Later that night the main act appeared on stage to a rousing, hootin’-and-hollerin’-style reception from the near-sellout crowd fit to raise a barn or a 50 story skyscraper. And from there they kept raising that barn higher.
It was a romping, frenetic good time, led by the smartly-dressed trio of guitarist, guitarist, and stand up bassist, and assisted by an agreeable crowd hungry for some danceable, playful music to sing and roll along with. And quite the diverse crowd it was too with people of all shapes and sizes, tattoo/piercing preferences, and walks of life. Among the fray was also a contingent of hip, enterprising parents standing near me who’d brought their kids along to see their first live show. “Sure beats my first concert– Duran, Duran,” remarked one of the dads. As debatable as the family-friendly quotient of this concert experience was, the kids appeared to take it all in with wide-eyed wonderment (even if by “wide-eyed wonderment” I simply mean dumbfounded).
DM3’s joyful and bombastic mix of bluegrass, punk, and rockabilly sensitivities was infectious and the crowd was undeniably stricken.
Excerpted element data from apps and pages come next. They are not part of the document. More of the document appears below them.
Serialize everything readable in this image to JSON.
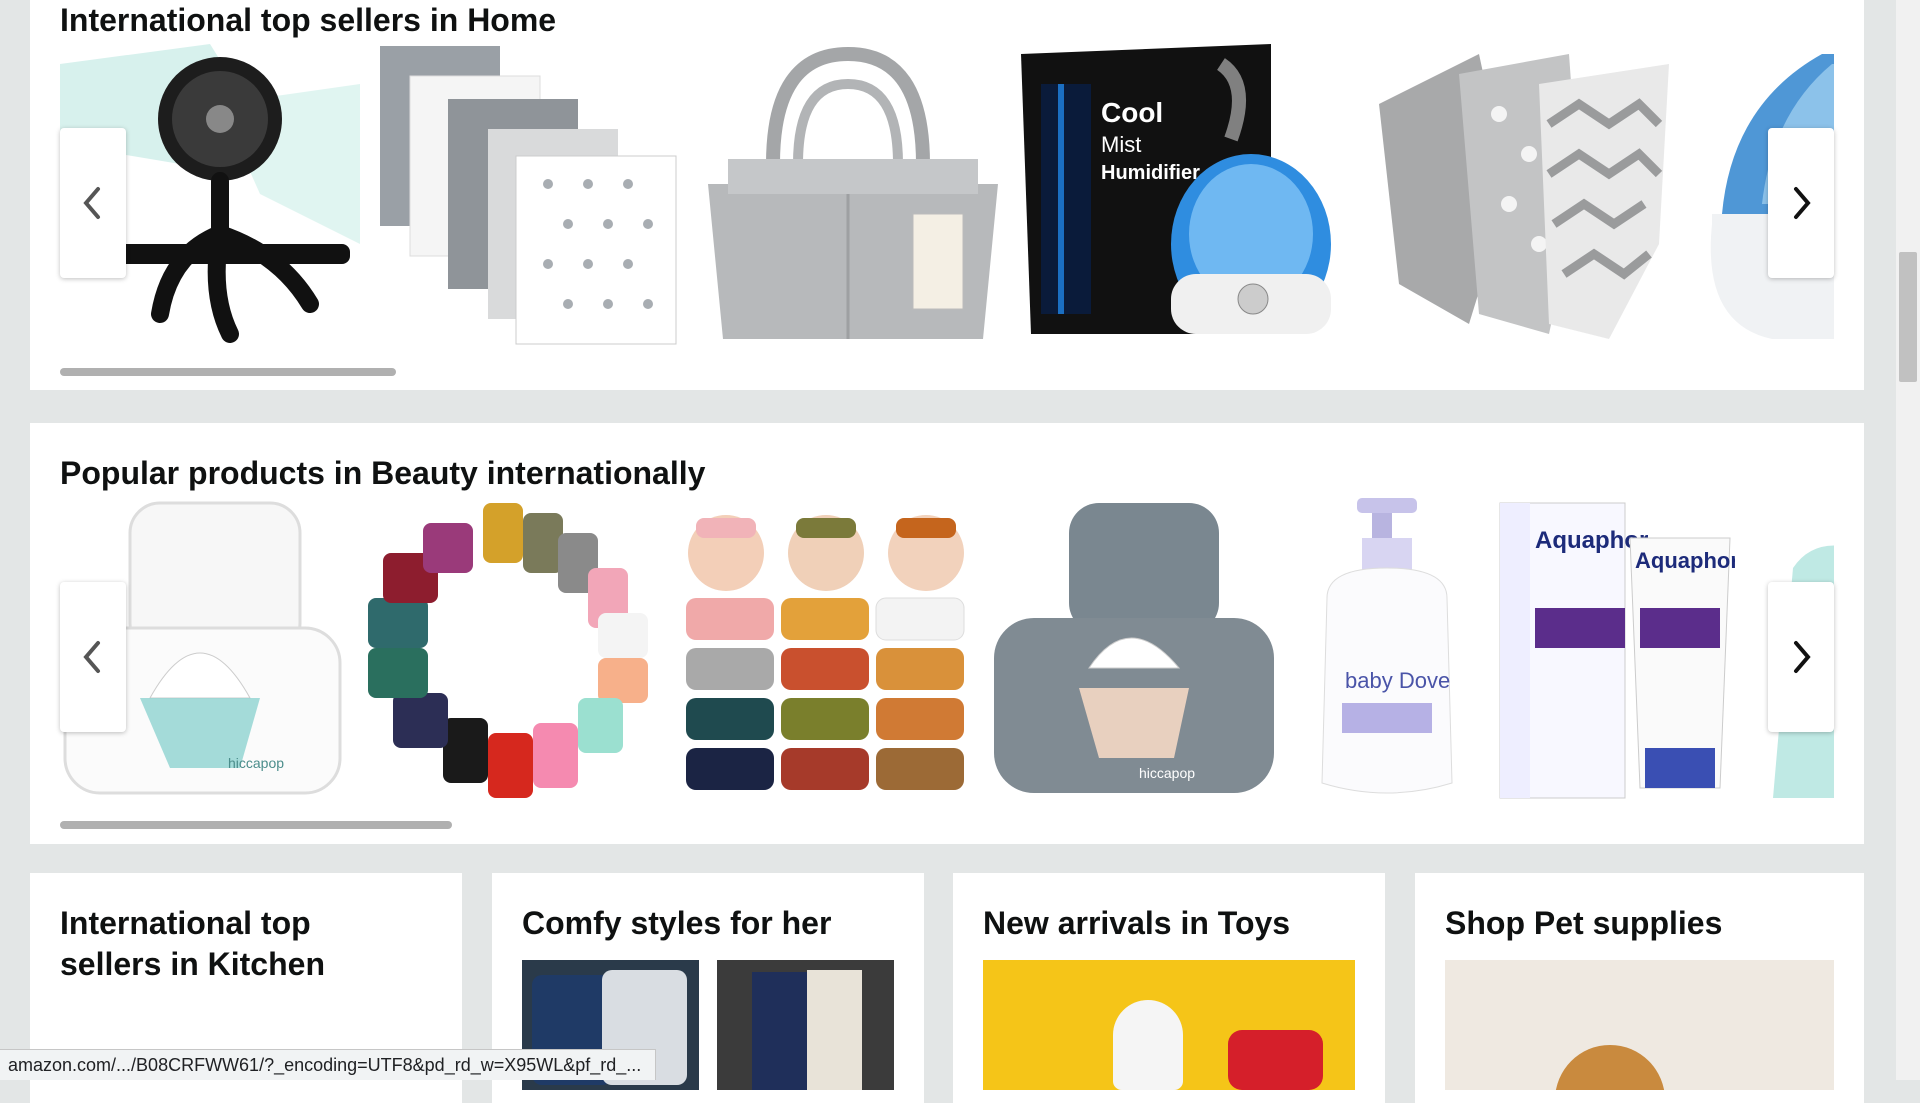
{
  "sections": [
    {
      "title": "International top sellers in Home",
      "items": [
        "Portable stroller fan with flexible tripod",
        "Receiving blankets set",
        "Felt diaper caddy organizer",
        "AquaOasis cool mist humidifier",
        "Baby swaddle wraps",
        "Ultrasonic humidifier"
      ],
      "humidifier_box_text": [
        "Cool",
        "Mist",
        "Humidifier"
      ]
    },
    {
      "title": "Popular products in Beauty internationally",
      "items": [
        "Hiccapop wipe warmer",
        "Baby headbands set",
        "Knotted baby headbands",
        "Grey wipe warmer",
        "Baby Dove wash",
        "Aquaphor diaper rash paste",
        "Clinical deodorant"
      ],
      "brand_texts": {
        "hiccapop": "hiccapop",
        "babydove": "baby Dove",
        "aquaphor": "Aquaphor"
      }
    }
  ],
  "bottom_cards": [
    {
      "title": "International top sellers in Kitchen"
    },
    {
      "title": "Comfy styles for her"
    },
    {
      "title": "New arrivals in Toys"
    },
    {
      "title": "Shop Pet supplies"
    }
  ],
  "status_url": "amazon.com/.../B08CRFWW61/?_encoding=UTF8&pd_rd_w=X95WL&pf_rd_...",
  "icons": {
    "prev": "chevron-left-icon",
    "next": "chevron-right-icon"
  }
}
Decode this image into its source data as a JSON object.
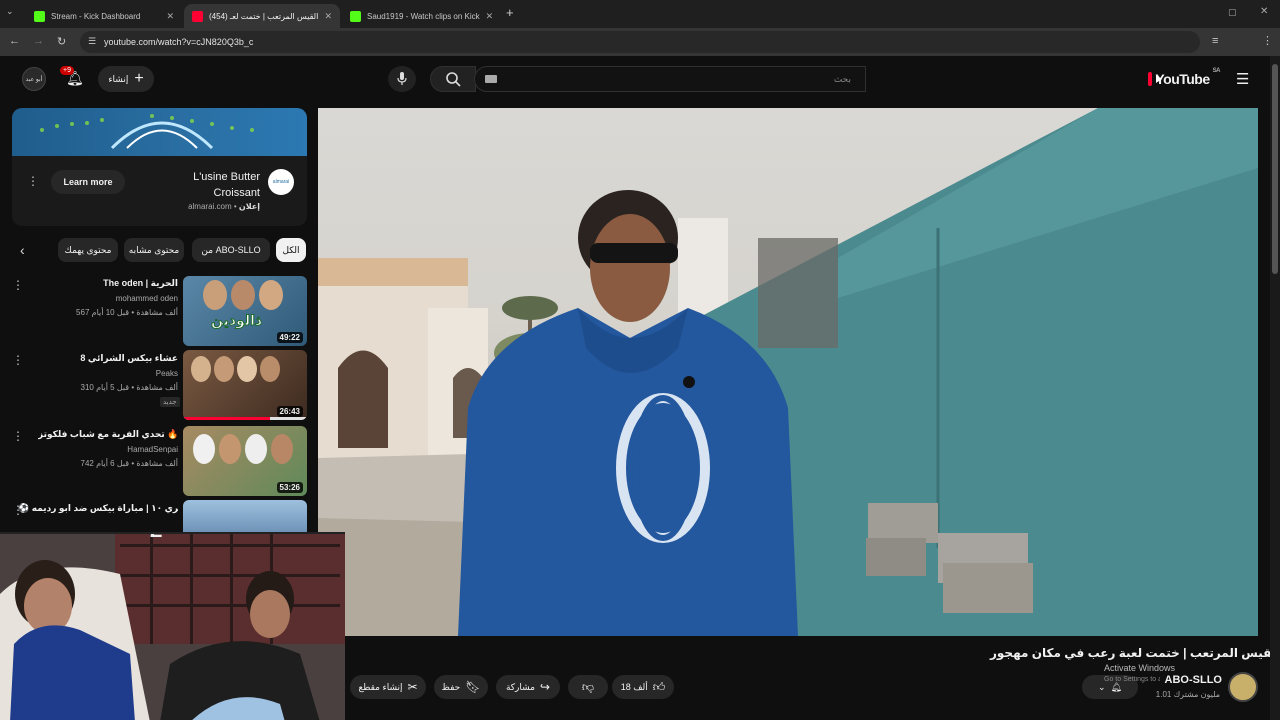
{
  "browser": {
    "tabs": [
      {
        "title": "Stream - Kick Dashboard",
        "favicon": "kick",
        "active": false
      },
      {
        "title": "(454) القيس المرتعب | ختمت لعـ",
        "favicon": "youtube",
        "active": true
      },
      {
        "title": "Saud1919 - Watch clips on Kick",
        "favicon": "kick",
        "active": false
      }
    ],
    "new_tab": "+",
    "url": "youtube.com/watch?v=cJN820Q3b_c"
  },
  "header": {
    "logo_text": "YouTube",
    "logo_region": "SA",
    "search_placeholder": "بحث",
    "create_label": "إنشاء",
    "notification_count": "+9",
    "avatar_label": "أبو عبد"
  },
  "ad": {
    "title": "L'usine Butter Croissant",
    "sponsor_label": "إعلان",
    "domain": "almarai.com",
    "cta": "Learn more",
    "brand_badge": "almarai"
  },
  "chips": [
    "الكل",
    "من ABO-SLLO",
    "محتوى مشابه",
    "محتوى يهمك"
  ],
  "videos": [
    {
      "title": "The oden | الحرية",
      "channel": "mohammed oden",
      "meta": "567 ألف مشاهدة • قبل 10 أيام",
      "duration": "49:22",
      "thumb_text": "ذالودين",
      "thumb_bg": "#4a6f8a"
    },
    {
      "title": "عشاء بيكس الشرائي 8",
      "channel": "Peaks",
      "meta": "310 ألف مشاهدة • قبل 5 أيام",
      "badge": "جديد",
      "duration": "26:43",
      "thumb_bg": "#6b4f3a"
    },
    {
      "title": "تحدي الفرية مع شباب فلكوتز 🔥💚",
      "channel": "HamadSenpai",
      "meta": "742 ألف مشاهدة • قبل 6 أيام",
      "duration": "53:26",
      "thumb_bg": "#8a6b4a"
    },
    {
      "title": "⚽ فري ١٠ | مباراة بيكس ضد ابو رديمه",
      "channel": "",
      "meta": "",
      "duration": "",
      "thumb_bg": "#7a98b8"
    }
  ],
  "video": {
    "title": "القيس المرتعب | ختمت لعبة رعب في مكان مهجور 😰 !",
    "channel": "ABO-SLLO",
    "subscribers": "1.01 مليون مشترك",
    "likes": "18 ألف",
    "share": "مشاركة",
    "save": "حفظ",
    "clip": "إنشاء مقطع",
    "watermark_line1": "Activate Windows",
    "watermark_line2": "Go to Settings to activate Windows."
  }
}
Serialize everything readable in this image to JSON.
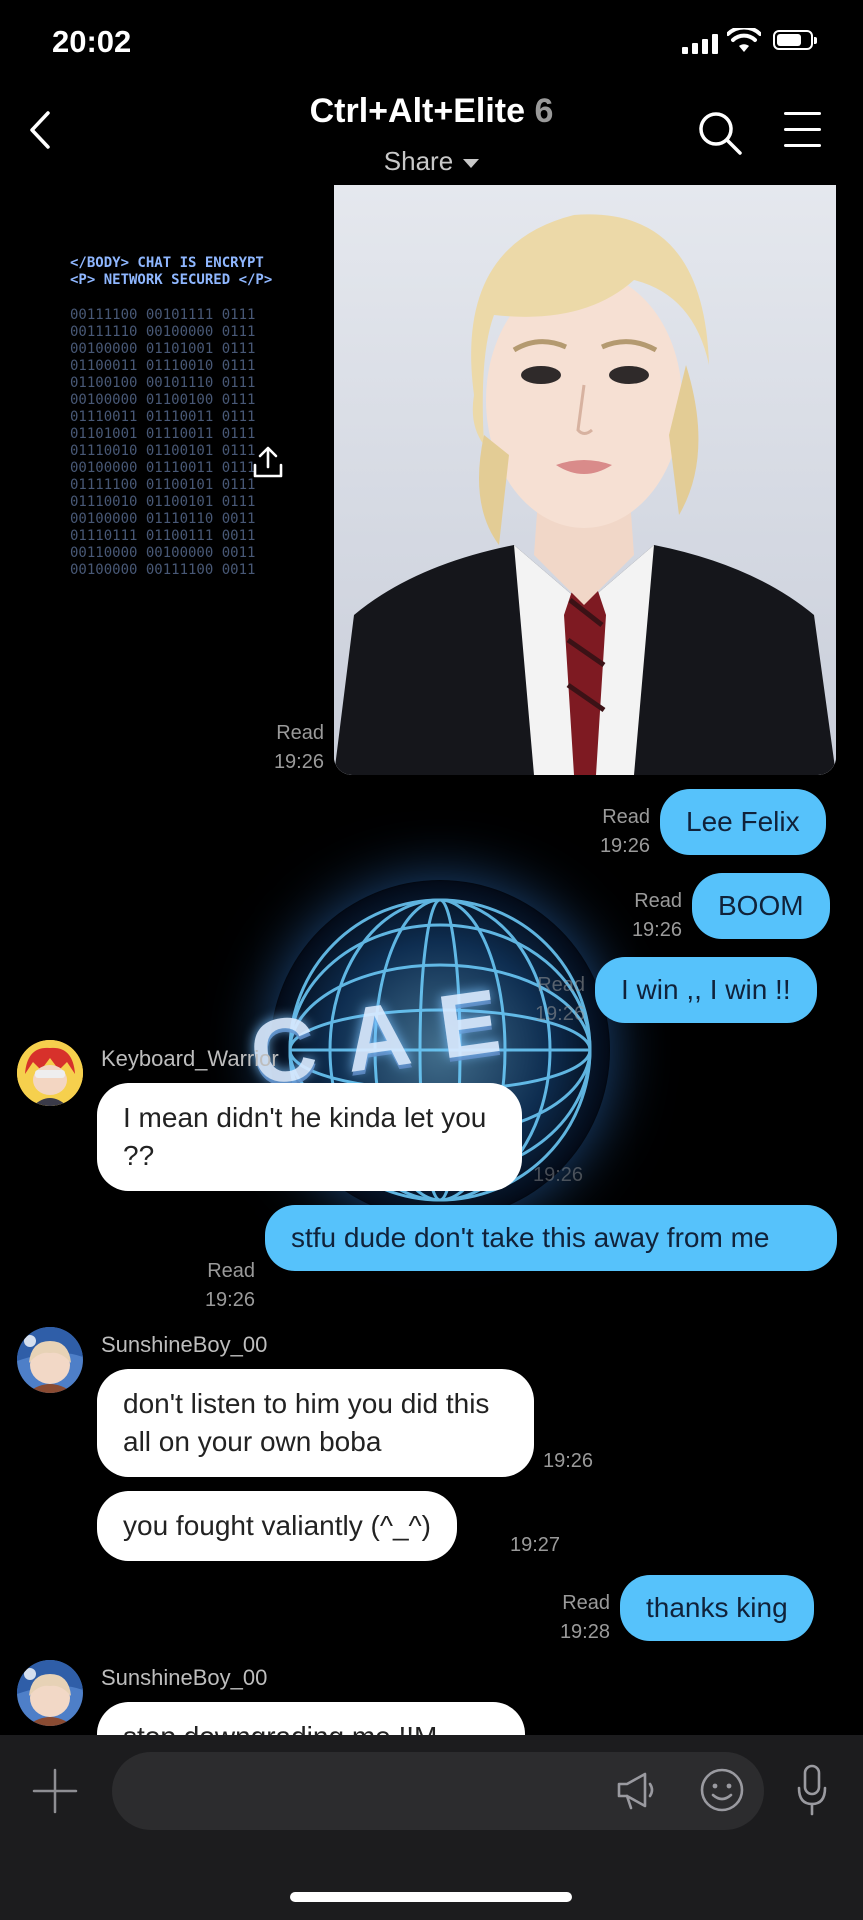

Their harmonies were calculated and fierce, their melody lines and breakdowns were clear and well-executed, and there was absolutely no doubt that they were having as good a time as we were. Guitarists Pete Bernhard and Cooper McBean often traded smiles, whoops, and yodels with each other and with upright bassist Lucia Turino who was herself a one-woman dance party–twisting, stomping, and moving with the best of them– all the while holding down the breakneck rhythms and beats (McBean also proved himself a whiz on the banjo and tenor banjo as well, complete with Guthrerian homage on its head that read “This Machine Annoys Fascists”).
Although they’d put out their third studio album earlier this fall, their set offered stories and sounds from all of their albums and EPs, and each song it seemed was given new life. They even threw a few covers in for good measure (their arrangement of Elvis Costello’s hit “Lip Service” was definitely a highlight of the night).
It was the sort of concert where by the end of the night the temperature inside was easily 30 degrees hotter than the city outside. It was a concert where strangers are made old friends in a matter of minutes by the nature of shared experiences, and by the end of the night there was no doubt we had just shared in something particularly special.